The Window Seat

(Paintings from Allposters)

I have only a few moments to post these and I will come back after church and write my little story which has in it a window seat.  

Hope you have a lovely Lord's Day.

When I was about 8 years old, my father built a wood trunk that served as a window seat. I looked around the web for pictures of window seats that best represented what we had in the log house on the homestead in Alaska, and found the snow scene above that matches it almost perfectly. My parents went there in the late 1940's and built a home.

As many mothers have discovered, little girls are sometimes affected by darkness, by a boring day, or any number of things. I will call this my Gray Day because I like the color blue too much to relegate it to gloominess and depression.  My mother was sitting on the window seat and I came to her, nearly in tears.  We had not been outside of the house, nor had any company, and the radio was not even getting good reception, so it was not a very cheerful atmosphere for a girl. Daddy had been gone to work for a few weeks and was not due home for another week. At that time, mama had no car and there was just no way out.  I came to her, and asked her if there was anything I could do to dispel the awful discouragement I felt.  At the time, there were not many plush comforts in the house, and there was not even a cushion to soften the seat of that box under the window.  I longed for prettiness and a bit of luxury on that gray day..

Mama got out an old hymn book she had inside the window seat and turned to a song. It was called "I'm a Child of the King."  I had never heard it before, and was not even sure Mama was singing the tune properly because she was such an innovative person, often making up a tune if she didn't know the song at all.  I read the words along with her singing (Later I discovered she really did know the tune.)

I had expected her to come up with something  interesting that would absorb my time and attention to get my mind off the blankness of that day, perhaps in the form of writing a little book, dressing up, pretending any thing, a special event, putting on a play, sewing or knitting, or any number of things. Usually, Mama's answer to complaints of uneasiness or boredom was to put us all to work, as there was always plenty of that.  

This time, she patiently sang every word of the song, and it transformed me. There I was, sitting on a window box, learning that I was a child of a king, a princess. That was the least of it: Christ cared for me and was watching over me, and I would have the desires of my heart if they were good and profitable in a Christian way (Psalm 37:4) Mama explained each phrase of the poem, and when she got to "A tent or a cottage, why should I care?" We talked about how it did not matter what kind of house we had, we could make the best of it, and we had a great Father who owned everything.  That caused me to put aside all my worries and strive to be my best. The song told of all beauty and home. When she had finished explaining the poem, I wanted to dress up and wear a crown. It formed bright pictures of refinement In my mind.

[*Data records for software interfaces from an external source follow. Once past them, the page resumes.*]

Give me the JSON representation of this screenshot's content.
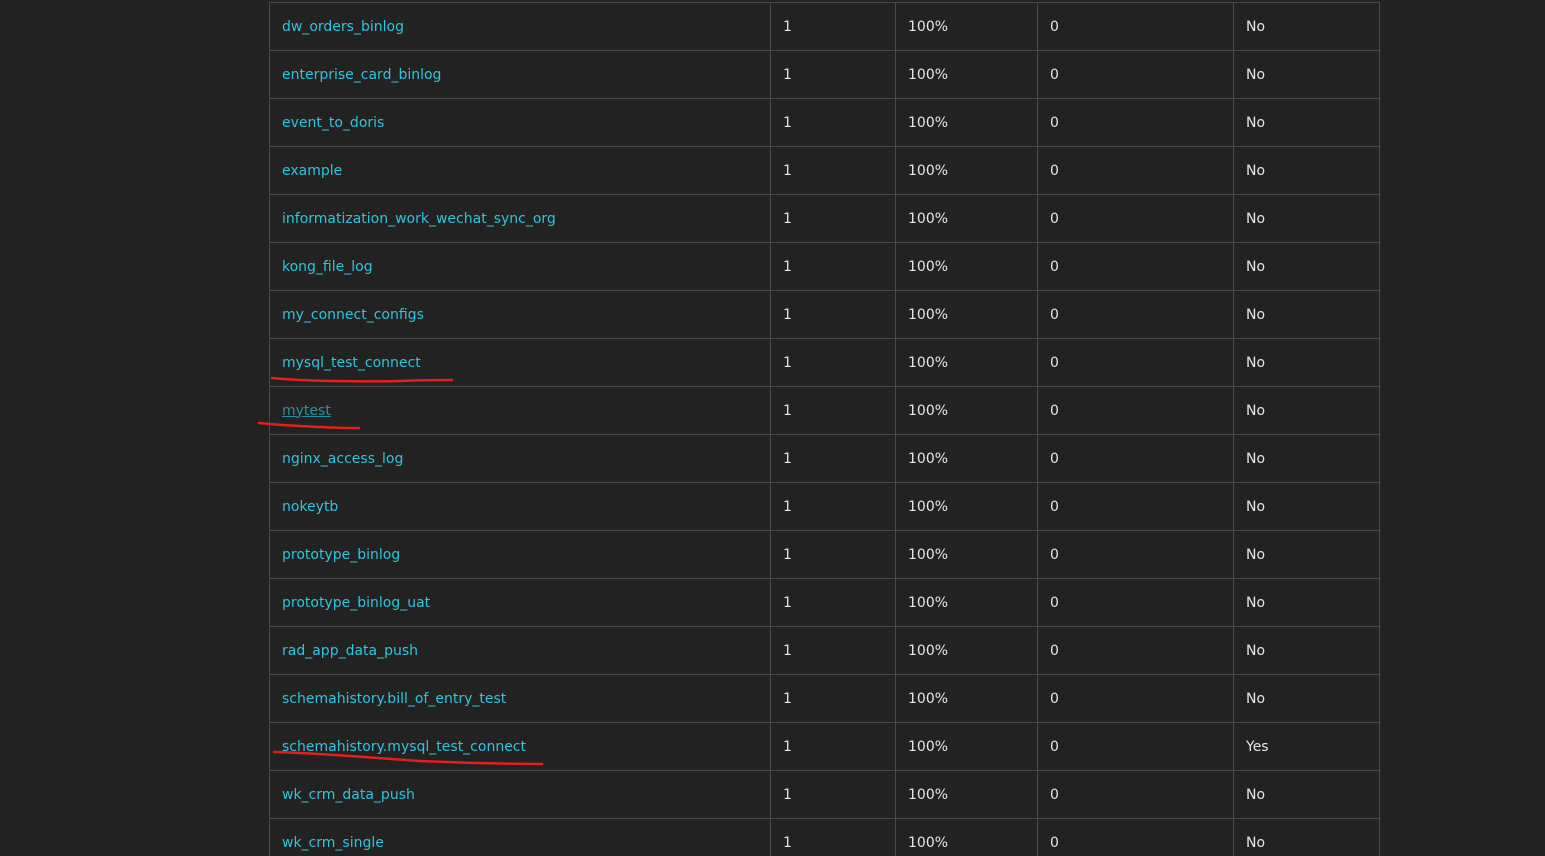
{
  "topics_table": {
    "rows": [
      {
        "name": "dw_orders_binlog",
        "partitions": "1",
        "preferred_pct": "100%",
        "under_replicated": "0",
        "internal": "No",
        "visited": false
      },
      {
        "name": "enterprise_card_binlog",
        "partitions": "1",
        "preferred_pct": "100%",
        "under_replicated": "0",
        "internal": "No",
        "visited": false
      },
      {
        "name": "event_to_doris",
        "partitions": "1",
        "preferred_pct": "100%",
        "under_replicated": "0",
        "internal": "No",
        "visited": false
      },
      {
        "name": "example",
        "partitions": "1",
        "preferred_pct": "100%",
        "under_replicated": "0",
        "internal": "No",
        "visited": false
      },
      {
        "name": "informatization_work_wechat_sync_org",
        "partitions": "1",
        "preferred_pct": "100%",
        "under_replicated": "0",
        "internal": "No",
        "visited": false
      },
      {
        "name": "kong_file_log",
        "partitions": "1",
        "preferred_pct": "100%",
        "under_replicated": "0",
        "internal": "No",
        "visited": false
      },
      {
        "name": "my_connect_configs",
        "partitions": "1",
        "preferred_pct": "100%",
        "under_replicated": "0",
        "internal": "No",
        "visited": false
      },
      {
        "name": "mysql_test_connect",
        "partitions": "1",
        "preferred_pct": "100%",
        "under_replicated": "0",
        "internal": "No",
        "visited": false
      },
      {
        "name": "mytest",
        "partitions": "1",
        "preferred_pct": "100%",
        "under_replicated": "0",
        "internal": "No",
        "visited": true
      },
      {
        "name": "nginx_access_log",
        "partitions": "1",
        "preferred_pct": "100%",
        "under_replicated": "0",
        "internal": "No",
        "visited": false
      },
      {
        "name": "nokeytb",
        "partitions": "1",
        "preferred_pct": "100%",
        "under_replicated": "0",
        "internal": "No",
        "visited": false
      },
      {
        "name": "prototype_binlog",
        "partitions": "1",
        "preferred_pct": "100%",
        "under_replicated": "0",
        "internal": "No",
        "visited": false
      },
      {
        "name": "prototype_binlog_uat",
        "partitions": "1",
        "preferred_pct": "100%",
        "under_replicated": "0",
        "internal": "No",
        "visited": false
      },
      {
        "name": "rad_app_data_push",
        "partitions": "1",
        "preferred_pct": "100%",
        "under_replicated": "0",
        "internal": "No",
        "visited": false
      },
      {
        "name": "schemahistory.bill_of_entry_test",
        "partitions": "1",
        "preferred_pct": "100%",
        "under_replicated": "0",
        "internal": "No",
        "visited": false
      },
      {
        "name": "schemahistory.mysql_test_connect",
        "partitions": "1",
        "preferred_pct": "100%",
        "under_replicated": "0",
        "internal": "Yes",
        "visited": false
      },
      {
        "name": "wk_crm_data_push",
        "partitions": "1",
        "preferred_pct": "100%",
        "under_replicated": "0",
        "internal": "No",
        "visited": false
      },
      {
        "name": "wk_crm_single",
        "partitions": "1",
        "preferred_pct": "100%",
        "under_replicated": "0",
        "internal": "No",
        "visited": false
      }
    ]
  },
  "colors": {
    "background": "#222222",
    "link": "#2ec5e0",
    "visited_link": "#2b8fa3",
    "cell_text": "#e6e6e6",
    "grid": "#4a4a4a",
    "annotation_underline": "#e0201a"
  }
}
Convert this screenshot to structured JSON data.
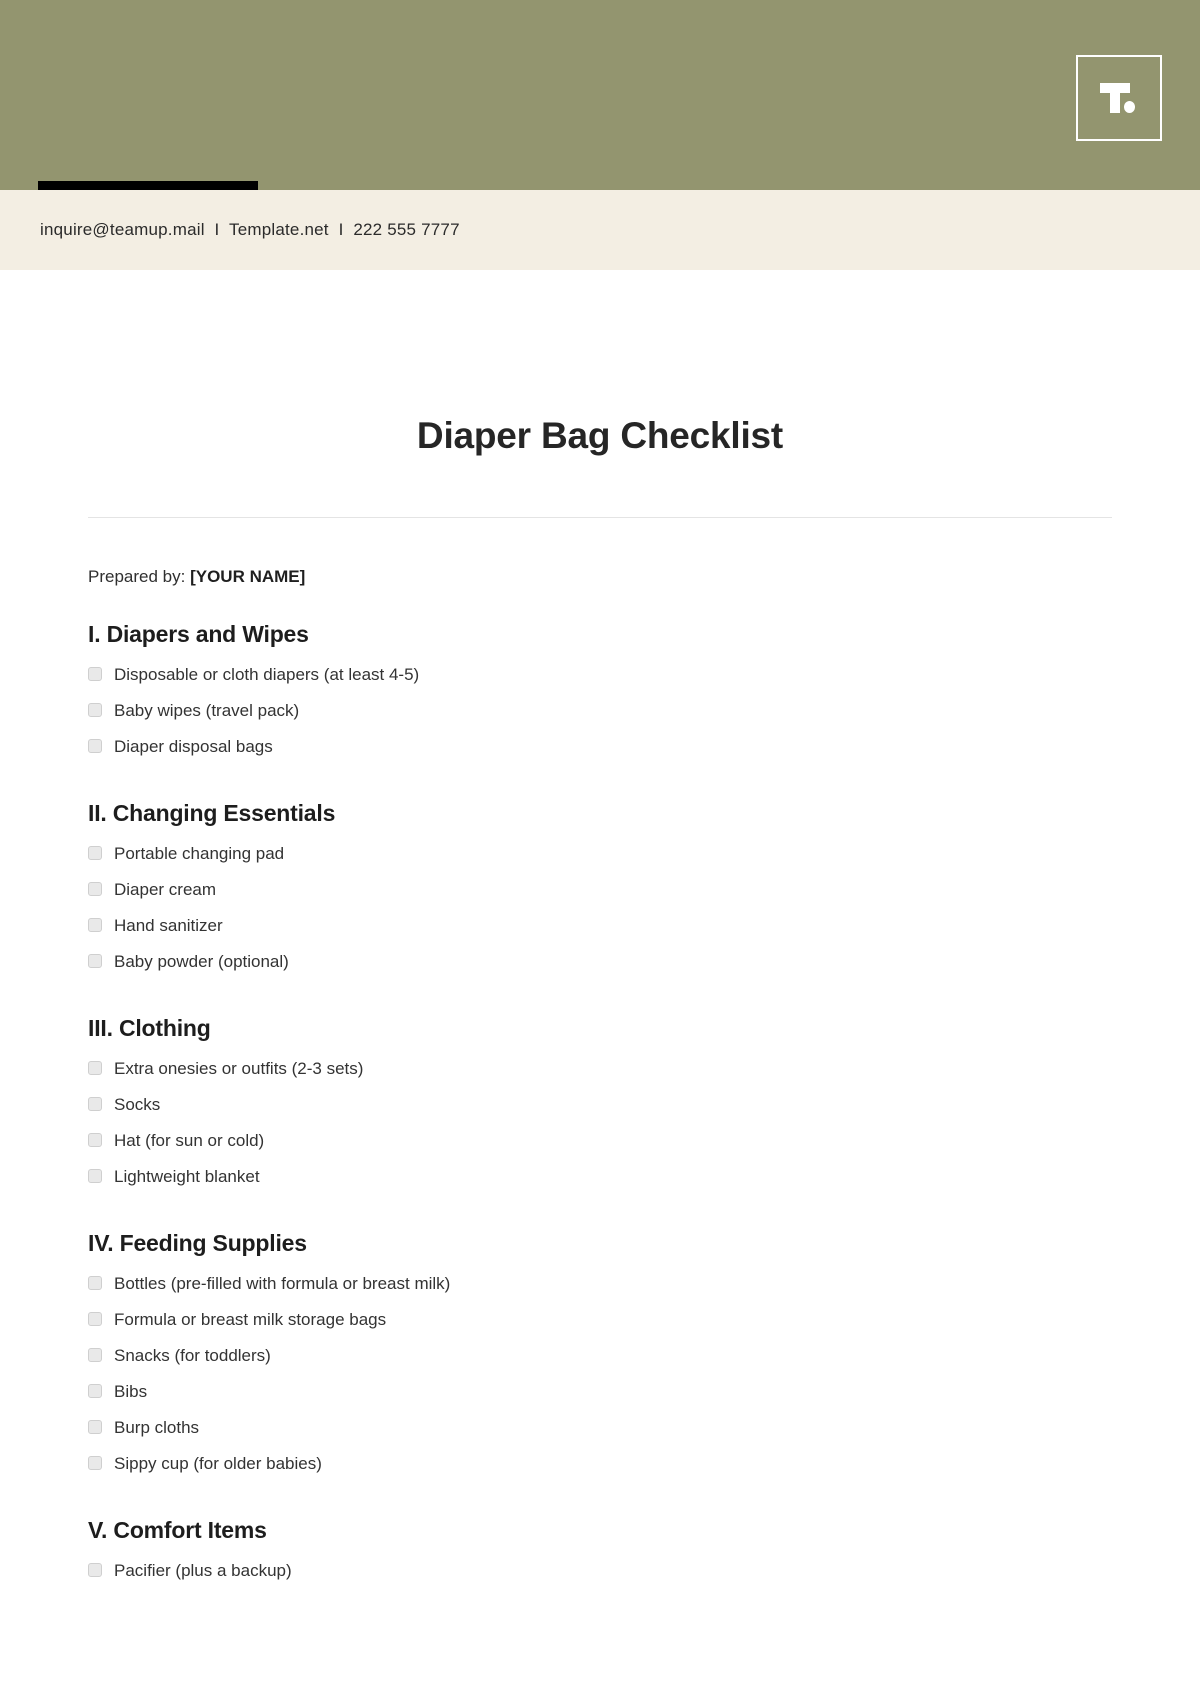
{
  "brand": {
    "logo_letter": "T",
    "header_color": "#93956F",
    "strip_color": "#F3EEE3",
    "accent_color": "#000000"
  },
  "contact": {
    "email": "inquire@teamup.mail",
    "separator": "I",
    "website": "Template.net",
    "phone": "222 555 7777",
    "line": "inquire@teamup.mail  I  Template.net  I  222 555 7777"
  },
  "document": {
    "title": "Diaper Bag Checklist",
    "prepared_by_label": "Prepared by:",
    "prepared_by_value": "[YOUR NAME]"
  },
  "sections": [
    {
      "heading": "I. Diapers and Wipes",
      "items": [
        "Disposable or cloth diapers (at least 4-5)",
        "Baby wipes (travel pack)",
        "Diaper disposal bags"
      ]
    },
    {
      "heading": "II. Changing Essentials",
      "items": [
        "Portable changing pad",
        "Diaper cream",
        "Hand sanitizer",
        "Baby powder (optional)"
      ]
    },
    {
      "heading": "III. Clothing",
      "items": [
        "Extra onesies or outfits (2-3 sets)",
        "Socks",
        "Hat (for sun or cold)",
        "Lightweight blanket"
      ]
    },
    {
      "heading": "IV. Feeding Supplies",
      "items": [
        "Bottles (pre-filled with formula or breast milk)",
        "Formula or breast milk storage bags",
        "Snacks (for toddlers)",
        "Bibs",
        "Burp cloths",
        "Sippy cup (for older babies)"
      ]
    },
    {
      "heading": "V. Comfort Items",
      "items": [
        "Pacifier (plus a backup)"
      ]
    }
  ]
}
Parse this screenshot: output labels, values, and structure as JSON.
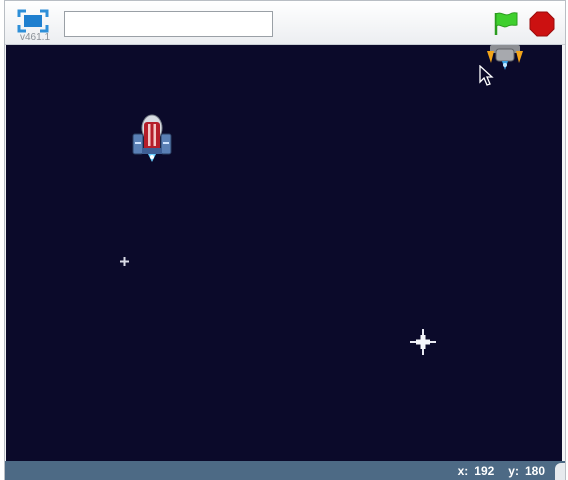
{
  "app": {
    "version": "v461.1"
  },
  "toolbar": {
    "fullscreen_icon": "fullscreen-icon",
    "project_title_value": "",
    "flag_icon": "green-flag-icon",
    "stop_icon": "stop-icon",
    "flag_color": "#3fcf2e",
    "stop_color": "#cc1111"
  },
  "stage": {
    "background_color": "#0b0a2a",
    "sprites": [
      "player-ship",
      "enemy-ship",
      "star",
      "star"
    ]
  },
  "status": {
    "x_label": "x:",
    "x_value": "192",
    "y_label": "y:",
    "y_value": "180"
  }
}
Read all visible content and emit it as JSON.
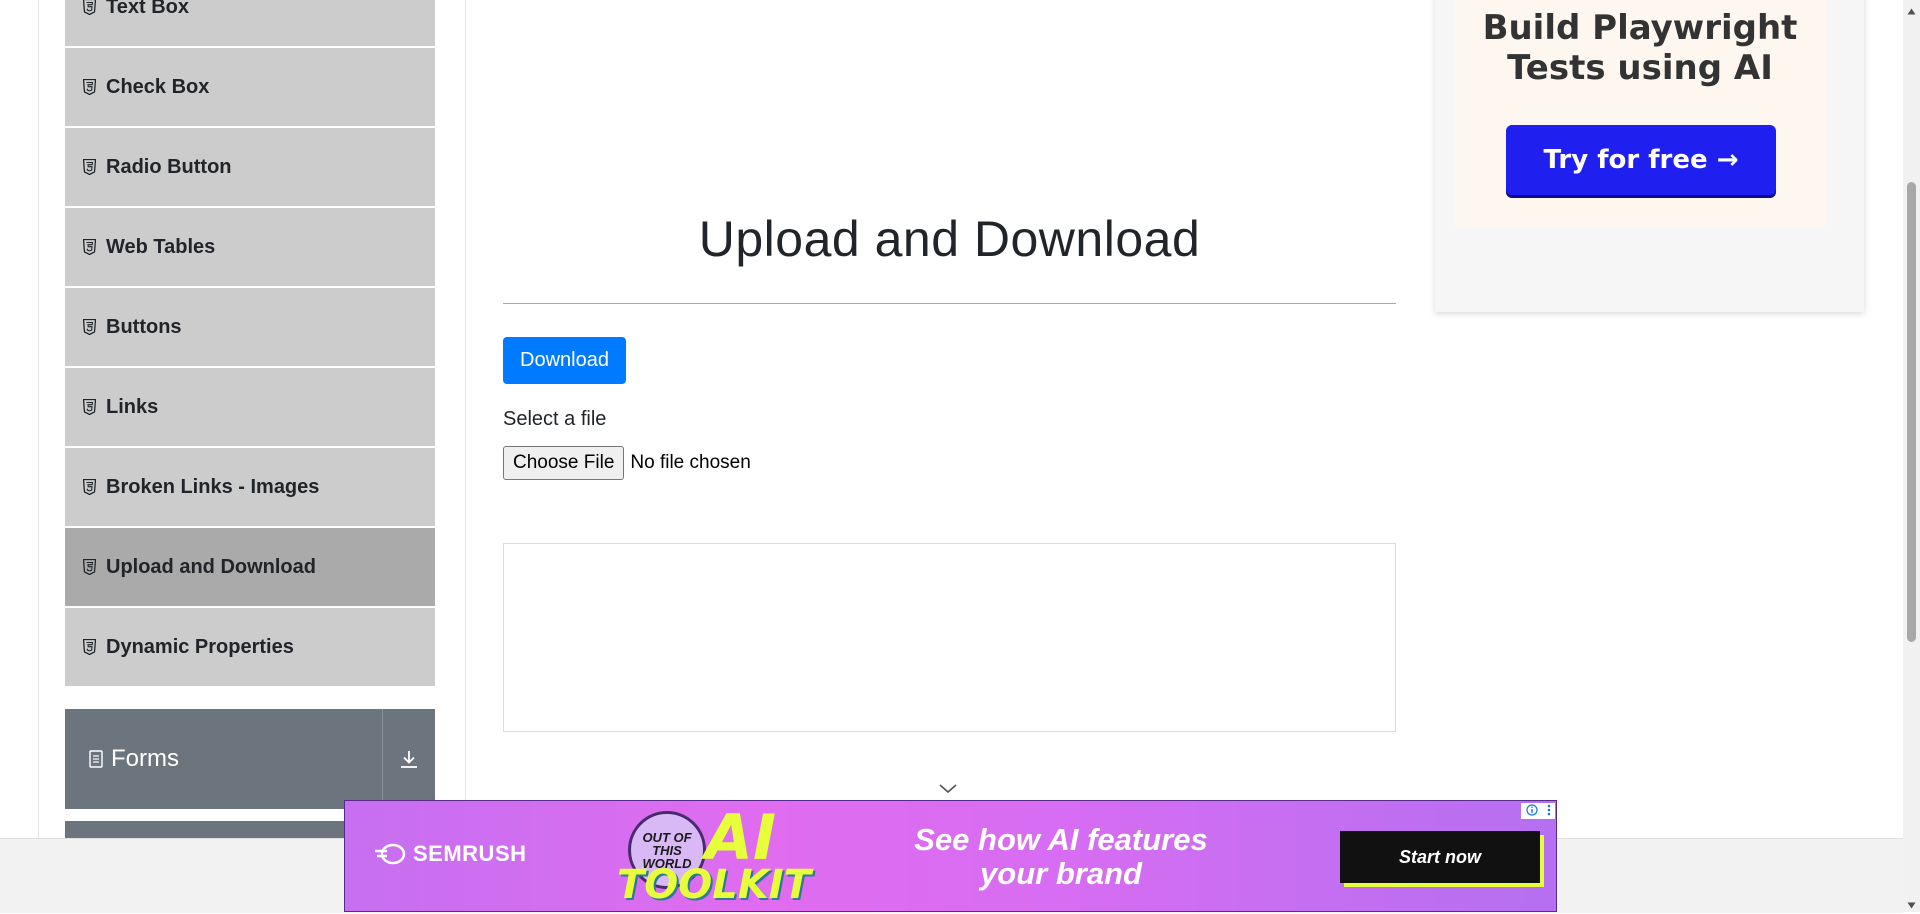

I was content.

The words are as follows:

My Father is rich in houses and lands,
He holdeth the wealth of the world in His hands!
Of rubies and diamonds, of silver and gold,
His coffers are full, He has riches untold.


I’m a child of the King,
A child of the King:
With Jesus my Savior,
I’m a child of the King.

My Father’s own Son, the Savior of men,
Once wandered on earth as the poorest of them;
But now He is pleading our pardon on high,
That we may be His when He comes by and by.


I once was an outcast stranger on earth,
A sinner by choice, an alien by birth,
But I’ve been adopted, my name’s written down,
An heir to a mansion, a robe and a crown.


A tent or a cottage, why should I care?
They’re building a palace for me over there;
Though exiled from home, yet still may I sing:
All glory to God, I’m a child of the King.



Anonymous said...

They are all so lovely Lydia... mari

Susan said...

What a lovely story. Thank you so much for sharing it.

"The American Girls Handy Book" has a section in the back for home decorating which includes instructions for a window seat surrounded by bookshelves made from wooden packing boxes. They were very popular in homes in the 1800's as a place to sit and read in good light.

I hope you are starting to see some flowers in your window view.

Martin + Rosey said...

Thank you for the sweet story! And what a beautiful song!

Jenny said...

Hello, Lady Lydia! Those are beautiful lyrics and pictures and a sweet story. Thank you for sharing.

Mrs. Cote said...

Such beautiful, uplifting lyrics, they gave me goosebumps! Thank you for sharing this story and song!

Lydia said...

I own the AmericN Girl book and my children did many of the activities in it.

Mama folded a quilt for the window seat.